Prompt
Lines holding the word "heading" must be located in the listing below and copied.

Records
--- START ---

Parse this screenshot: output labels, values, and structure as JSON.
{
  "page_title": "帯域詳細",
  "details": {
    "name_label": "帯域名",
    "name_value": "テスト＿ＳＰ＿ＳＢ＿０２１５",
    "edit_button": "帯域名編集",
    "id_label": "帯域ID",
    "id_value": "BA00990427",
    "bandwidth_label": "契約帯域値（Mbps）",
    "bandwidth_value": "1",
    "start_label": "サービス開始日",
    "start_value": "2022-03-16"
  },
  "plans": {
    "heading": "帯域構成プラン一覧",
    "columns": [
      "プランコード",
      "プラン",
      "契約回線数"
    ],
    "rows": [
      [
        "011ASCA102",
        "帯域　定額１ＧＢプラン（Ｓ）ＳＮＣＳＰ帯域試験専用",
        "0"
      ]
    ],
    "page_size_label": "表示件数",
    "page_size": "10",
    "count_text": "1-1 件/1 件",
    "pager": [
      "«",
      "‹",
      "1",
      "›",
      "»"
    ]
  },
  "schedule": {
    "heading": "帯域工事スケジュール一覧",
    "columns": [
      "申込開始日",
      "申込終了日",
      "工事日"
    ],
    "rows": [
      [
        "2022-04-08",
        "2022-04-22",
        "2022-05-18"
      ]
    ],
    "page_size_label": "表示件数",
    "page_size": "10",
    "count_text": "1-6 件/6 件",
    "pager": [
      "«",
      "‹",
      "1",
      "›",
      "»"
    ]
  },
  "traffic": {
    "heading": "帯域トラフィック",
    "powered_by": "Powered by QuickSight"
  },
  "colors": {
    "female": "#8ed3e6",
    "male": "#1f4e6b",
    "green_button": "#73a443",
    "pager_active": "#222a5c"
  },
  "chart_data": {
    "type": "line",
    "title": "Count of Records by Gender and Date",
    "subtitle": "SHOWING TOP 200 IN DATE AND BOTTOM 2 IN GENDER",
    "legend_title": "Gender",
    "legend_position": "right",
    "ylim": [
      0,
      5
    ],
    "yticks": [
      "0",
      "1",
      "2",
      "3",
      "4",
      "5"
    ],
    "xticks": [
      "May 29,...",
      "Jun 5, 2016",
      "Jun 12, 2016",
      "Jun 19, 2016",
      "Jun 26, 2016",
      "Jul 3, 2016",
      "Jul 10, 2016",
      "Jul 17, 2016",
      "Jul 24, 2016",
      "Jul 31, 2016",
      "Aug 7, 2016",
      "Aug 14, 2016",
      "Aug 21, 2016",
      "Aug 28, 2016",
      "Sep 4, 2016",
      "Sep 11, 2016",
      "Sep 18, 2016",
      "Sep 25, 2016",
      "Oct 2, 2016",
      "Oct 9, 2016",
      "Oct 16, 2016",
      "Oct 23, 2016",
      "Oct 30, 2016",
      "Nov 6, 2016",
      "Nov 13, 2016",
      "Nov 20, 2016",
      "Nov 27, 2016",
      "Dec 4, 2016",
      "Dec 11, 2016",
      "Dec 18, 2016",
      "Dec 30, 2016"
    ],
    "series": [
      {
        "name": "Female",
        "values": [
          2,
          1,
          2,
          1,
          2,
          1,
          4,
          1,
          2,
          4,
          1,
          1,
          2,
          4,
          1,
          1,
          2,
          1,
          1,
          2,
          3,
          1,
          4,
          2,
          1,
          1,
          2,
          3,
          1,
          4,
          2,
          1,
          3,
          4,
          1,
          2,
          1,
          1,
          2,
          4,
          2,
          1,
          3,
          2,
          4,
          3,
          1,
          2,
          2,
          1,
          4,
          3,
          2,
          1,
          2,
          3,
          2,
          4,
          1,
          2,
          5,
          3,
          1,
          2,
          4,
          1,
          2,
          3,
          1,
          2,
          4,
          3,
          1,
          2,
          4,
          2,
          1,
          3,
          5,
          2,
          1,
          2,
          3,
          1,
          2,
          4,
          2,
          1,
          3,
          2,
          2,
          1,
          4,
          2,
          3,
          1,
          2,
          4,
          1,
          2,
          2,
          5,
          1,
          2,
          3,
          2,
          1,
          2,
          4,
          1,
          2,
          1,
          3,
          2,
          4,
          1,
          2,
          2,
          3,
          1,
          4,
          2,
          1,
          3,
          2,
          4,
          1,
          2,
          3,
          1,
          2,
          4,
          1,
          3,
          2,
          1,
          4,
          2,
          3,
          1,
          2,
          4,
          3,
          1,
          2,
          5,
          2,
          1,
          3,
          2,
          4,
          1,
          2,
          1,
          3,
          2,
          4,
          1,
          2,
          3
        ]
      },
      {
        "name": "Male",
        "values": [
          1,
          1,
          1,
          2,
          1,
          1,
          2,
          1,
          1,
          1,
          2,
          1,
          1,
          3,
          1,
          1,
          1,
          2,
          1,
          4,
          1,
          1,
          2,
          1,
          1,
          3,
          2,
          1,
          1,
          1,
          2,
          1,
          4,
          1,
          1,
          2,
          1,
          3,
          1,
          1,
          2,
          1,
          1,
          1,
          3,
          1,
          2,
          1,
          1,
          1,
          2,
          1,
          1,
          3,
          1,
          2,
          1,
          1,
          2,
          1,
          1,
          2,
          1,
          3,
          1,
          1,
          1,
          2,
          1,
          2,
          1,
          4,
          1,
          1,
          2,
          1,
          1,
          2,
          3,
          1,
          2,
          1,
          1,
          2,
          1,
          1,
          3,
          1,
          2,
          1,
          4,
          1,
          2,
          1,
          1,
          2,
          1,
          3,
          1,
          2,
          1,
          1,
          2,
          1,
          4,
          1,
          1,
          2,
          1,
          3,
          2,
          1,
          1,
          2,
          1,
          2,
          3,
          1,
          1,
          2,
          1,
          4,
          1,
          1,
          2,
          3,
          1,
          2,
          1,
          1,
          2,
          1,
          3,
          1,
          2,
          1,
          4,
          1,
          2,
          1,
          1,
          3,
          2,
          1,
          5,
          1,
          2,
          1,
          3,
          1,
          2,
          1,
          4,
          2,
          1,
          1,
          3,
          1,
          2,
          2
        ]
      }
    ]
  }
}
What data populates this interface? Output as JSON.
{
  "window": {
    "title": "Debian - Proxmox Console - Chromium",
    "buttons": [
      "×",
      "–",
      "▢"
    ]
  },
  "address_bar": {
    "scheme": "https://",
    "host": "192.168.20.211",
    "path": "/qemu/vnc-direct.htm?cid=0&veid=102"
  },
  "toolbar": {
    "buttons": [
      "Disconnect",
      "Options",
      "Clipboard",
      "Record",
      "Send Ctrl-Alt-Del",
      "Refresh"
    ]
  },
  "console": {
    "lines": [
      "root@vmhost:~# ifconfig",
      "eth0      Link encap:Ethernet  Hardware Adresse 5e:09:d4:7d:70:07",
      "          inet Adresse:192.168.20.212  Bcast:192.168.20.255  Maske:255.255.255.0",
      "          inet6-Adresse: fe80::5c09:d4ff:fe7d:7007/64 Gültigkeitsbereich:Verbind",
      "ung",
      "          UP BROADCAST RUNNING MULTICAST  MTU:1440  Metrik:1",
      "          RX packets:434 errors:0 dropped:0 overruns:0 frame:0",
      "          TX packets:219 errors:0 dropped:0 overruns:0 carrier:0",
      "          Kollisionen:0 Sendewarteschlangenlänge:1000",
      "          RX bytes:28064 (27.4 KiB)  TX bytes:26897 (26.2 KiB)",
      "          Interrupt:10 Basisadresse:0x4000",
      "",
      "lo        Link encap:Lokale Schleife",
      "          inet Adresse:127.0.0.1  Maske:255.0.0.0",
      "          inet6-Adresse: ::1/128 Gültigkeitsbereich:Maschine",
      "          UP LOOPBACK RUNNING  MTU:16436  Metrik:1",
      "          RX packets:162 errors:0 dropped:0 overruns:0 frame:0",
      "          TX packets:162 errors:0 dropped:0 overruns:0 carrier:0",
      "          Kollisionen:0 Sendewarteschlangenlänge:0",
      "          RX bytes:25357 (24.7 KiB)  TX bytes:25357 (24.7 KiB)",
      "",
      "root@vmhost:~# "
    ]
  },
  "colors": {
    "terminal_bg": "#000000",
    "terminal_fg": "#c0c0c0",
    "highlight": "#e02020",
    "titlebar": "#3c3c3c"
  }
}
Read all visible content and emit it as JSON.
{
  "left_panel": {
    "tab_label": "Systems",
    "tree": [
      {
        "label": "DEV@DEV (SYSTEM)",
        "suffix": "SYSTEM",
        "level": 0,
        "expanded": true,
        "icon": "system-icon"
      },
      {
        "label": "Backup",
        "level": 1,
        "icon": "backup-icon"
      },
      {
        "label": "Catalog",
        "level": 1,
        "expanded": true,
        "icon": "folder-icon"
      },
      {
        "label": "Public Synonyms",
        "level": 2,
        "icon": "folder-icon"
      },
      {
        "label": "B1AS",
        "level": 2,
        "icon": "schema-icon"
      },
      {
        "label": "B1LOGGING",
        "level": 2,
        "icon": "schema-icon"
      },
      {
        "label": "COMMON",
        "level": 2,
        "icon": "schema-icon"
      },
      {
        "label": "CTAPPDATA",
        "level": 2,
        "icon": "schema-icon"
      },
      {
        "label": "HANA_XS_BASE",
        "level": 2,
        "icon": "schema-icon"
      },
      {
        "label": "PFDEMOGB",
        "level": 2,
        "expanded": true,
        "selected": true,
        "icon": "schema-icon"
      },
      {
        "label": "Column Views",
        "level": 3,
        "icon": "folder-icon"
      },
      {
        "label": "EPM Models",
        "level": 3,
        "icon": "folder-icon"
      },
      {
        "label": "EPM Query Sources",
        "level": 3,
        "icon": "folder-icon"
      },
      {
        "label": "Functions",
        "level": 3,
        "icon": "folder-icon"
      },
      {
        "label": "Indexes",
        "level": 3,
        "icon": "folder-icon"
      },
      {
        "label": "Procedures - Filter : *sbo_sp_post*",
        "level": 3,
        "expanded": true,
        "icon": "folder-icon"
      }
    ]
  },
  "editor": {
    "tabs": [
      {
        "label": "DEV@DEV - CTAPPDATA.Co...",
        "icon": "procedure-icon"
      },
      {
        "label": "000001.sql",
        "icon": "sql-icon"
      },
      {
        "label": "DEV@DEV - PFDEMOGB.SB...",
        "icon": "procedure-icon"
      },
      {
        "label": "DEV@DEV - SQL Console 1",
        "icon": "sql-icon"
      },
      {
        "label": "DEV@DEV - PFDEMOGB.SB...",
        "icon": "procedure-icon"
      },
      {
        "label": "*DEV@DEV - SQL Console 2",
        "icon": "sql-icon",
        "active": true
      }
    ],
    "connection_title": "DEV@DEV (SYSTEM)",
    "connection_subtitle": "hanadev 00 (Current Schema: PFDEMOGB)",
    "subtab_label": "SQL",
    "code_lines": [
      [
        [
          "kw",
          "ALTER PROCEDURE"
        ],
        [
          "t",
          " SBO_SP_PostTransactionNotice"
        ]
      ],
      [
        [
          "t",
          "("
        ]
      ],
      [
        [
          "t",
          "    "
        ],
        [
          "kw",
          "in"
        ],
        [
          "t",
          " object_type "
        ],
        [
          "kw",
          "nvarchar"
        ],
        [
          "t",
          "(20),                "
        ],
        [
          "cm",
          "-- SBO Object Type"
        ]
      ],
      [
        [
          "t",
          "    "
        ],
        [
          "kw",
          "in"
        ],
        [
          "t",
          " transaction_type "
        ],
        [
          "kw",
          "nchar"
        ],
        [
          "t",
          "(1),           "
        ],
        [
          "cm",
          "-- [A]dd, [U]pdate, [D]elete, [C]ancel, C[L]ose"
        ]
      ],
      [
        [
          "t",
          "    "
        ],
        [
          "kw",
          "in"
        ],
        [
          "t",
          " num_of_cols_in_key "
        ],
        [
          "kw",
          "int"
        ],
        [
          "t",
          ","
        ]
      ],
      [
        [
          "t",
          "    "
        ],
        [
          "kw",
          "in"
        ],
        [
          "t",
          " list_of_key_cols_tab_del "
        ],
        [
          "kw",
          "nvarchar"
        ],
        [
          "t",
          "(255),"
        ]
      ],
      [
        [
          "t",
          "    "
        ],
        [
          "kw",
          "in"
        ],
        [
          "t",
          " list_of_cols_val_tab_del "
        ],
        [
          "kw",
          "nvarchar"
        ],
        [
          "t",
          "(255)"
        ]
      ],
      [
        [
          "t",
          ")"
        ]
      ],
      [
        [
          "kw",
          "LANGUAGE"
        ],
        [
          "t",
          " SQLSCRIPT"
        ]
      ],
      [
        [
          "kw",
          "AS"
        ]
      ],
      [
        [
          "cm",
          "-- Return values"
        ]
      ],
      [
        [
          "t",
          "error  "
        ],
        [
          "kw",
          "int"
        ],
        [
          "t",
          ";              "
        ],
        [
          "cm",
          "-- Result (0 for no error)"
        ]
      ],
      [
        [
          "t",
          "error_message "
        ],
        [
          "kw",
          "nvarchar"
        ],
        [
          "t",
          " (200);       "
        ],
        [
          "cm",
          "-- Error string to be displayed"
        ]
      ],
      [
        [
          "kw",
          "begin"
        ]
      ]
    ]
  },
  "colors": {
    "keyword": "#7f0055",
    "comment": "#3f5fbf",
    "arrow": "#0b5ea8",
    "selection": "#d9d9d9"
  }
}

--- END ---

Response to the task
    "heading": "帯域構成プラン一覧",
    "heading": "帯域工事スケジュール一覧",
    "heading": "帯域トラフィック",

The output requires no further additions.